On Behalf of | Nov 2, 2020 | business litigation

The federal government awards billions of dollars every year in construction contracts. These projects cover everything from constructing government buildings to improving infrastructure to even classified jobs. To maintain fairness and impartiality in rewarding these lucrative jobs, the federal government is required to employ a highly regulated sealed bidding process.

The Federal Acquisition Regulation (FAR) oversees the sealed bidding process, ensuring that all proposals adhere to employment regulations like affirmative action and minimum wage. Contractors may have a better chance of securing these profitable jobs with a clear understanding of the process and expectations.

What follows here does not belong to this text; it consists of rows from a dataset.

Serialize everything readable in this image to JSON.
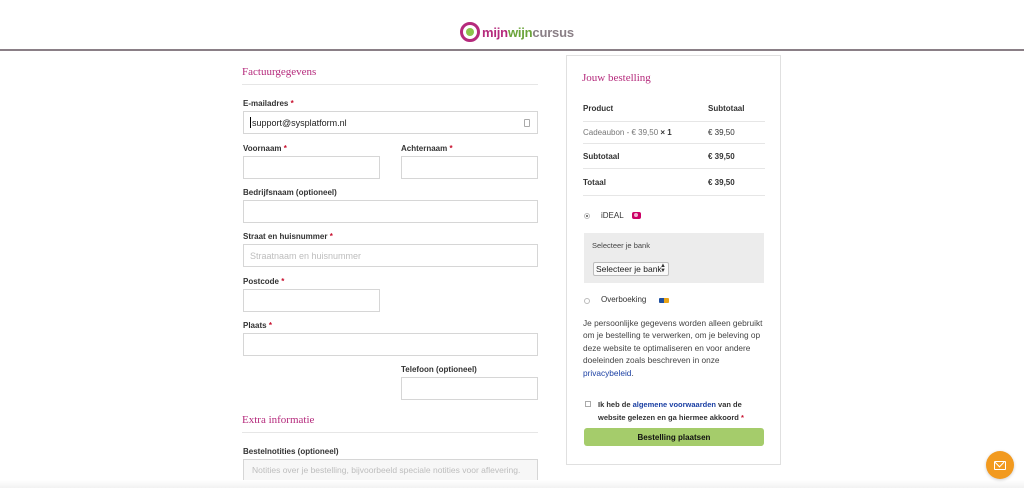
{
  "brand": {
    "part1": "mijn",
    "part2": "wijn",
    "part3": "cursus"
  },
  "billing": {
    "title": "Factuurgegevens",
    "email": {
      "label": "E-mailadres",
      "value": "support@sysplatform.nl"
    },
    "first_name": {
      "label": "Voornaam",
      "value": ""
    },
    "last_name": {
      "label": "Achternaam",
      "value": ""
    },
    "company": {
      "label": "Bedrijfsnaam (optioneel)",
      "value": ""
    },
    "street": {
      "label": "Straat en huisnummer",
      "placeholder": "Straatnaam en huisnummer"
    },
    "postcode": {
      "label": "Postcode",
      "value": ""
    },
    "city": {
      "label": "Plaats",
      "value": ""
    },
    "phone": {
      "label": "Telefoon (optioneel)",
      "value": ""
    },
    "required_mark": "*"
  },
  "extra": {
    "title": "Extra informatie",
    "notes": {
      "label": "Bestelnotities (optioneel)",
      "placeholder": "Notities over je bestelling, bijvoorbeeld speciale notities voor aflevering."
    }
  },
  "order": {
    "title": "Jouw bestelling",
    "col_product": "Product",
    "col_subtotal": "Subtotaal",
    "item_name": "Cadeaubon - € 39,50",
    "item_qty": "× 1",
    "item_price": "€ 39,50",
    "subtotal_label": "Subtotaal",
    "subtotal_value": "€ 39,50",
    "total_label": "Totaal",
    "total_value": "€ 39,50"
  },
  "payment": {
    "ideal_label": "iDEAL",
    "bank_label": "Selecteer je bank",
    "bank_selected": "Selecteer je bank",
    "transfer_label": "Overboeking",
    "selected_method": "iDEAL"
  },
  "privacy": {
    "text": "Je persoonlijke gegevens worden alleen gebruikt om je bestelling te verwerken, om je beleving op deze website te optimaliseren en voor andere doeleinden zoals beschreven in onze ",
    "link": "privacybeleid",
    "end": "."
  },
  "terms": {
    "pre": "Ik heb de ",
    "link": "algemene voorwaarden",
    "post": " van de website gelezen en ga hiermee akkoord ",
    "req": "*"
  },
  "place_order": "Bestelling plaatsen",
  "colors": {
    "accent": "#b52a7c",
    "button": "#a5cc6b",
    "fab": "#f29a1f",
    "link": "#1a3fa3"
  }
}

Government agencies seeking contractors first issue an Invitation for Bids (IFB). The IFB contains all relevant details about the project, regulated by FAR rules for accuracy and clarity. The agency then advertises the IFB in trade journals, contractor mailing lists, the federal government’s Commerce Business Daily (CBD) and elsewhere. Contractors can then begin to submit bids.

Once the deadline to submit bids has passed, the agency’s Contracting Officer reads them aloud in public to ensure transparency. Regulators examine the offers for mistakes, clarity and adherence to the expectations outlined in the IFB. If contractors made mistakes in drafting their bid or fail to understand the demands of the IFB, the reviewers will reject the offer, regardless of cost. The CO then awards the contract to the lowest qualified bid.

After revealing the winning contractor, the government requires a final review called an “affirmative finding of responsibility.” The FAR determines that the winning contractor:

  • has the funds necessary to complete the job;
  • will comply with the performance schedule and deliver on time;
  • maintain a solid performance record that emphasizes integrity;
  • possesses the required experience, accounting, technical expertise, operational ability, and accommodating facilities;
  • is eligible to receive a government contract award under applicable law.

The FAR may also review price considerations based on location, added transportation costs and applicable taxes. If a different bidder appears more advantageous after this evaluation, the FAR will award them the contract. The CO then sends the winning bidder the document and closes the process.


Much of the bidding process can get hung up on hidden regulations or agency quirks. Securing a lawyer familiar with contract law can help draft a comprehensive bid, work with the FAR and help with research.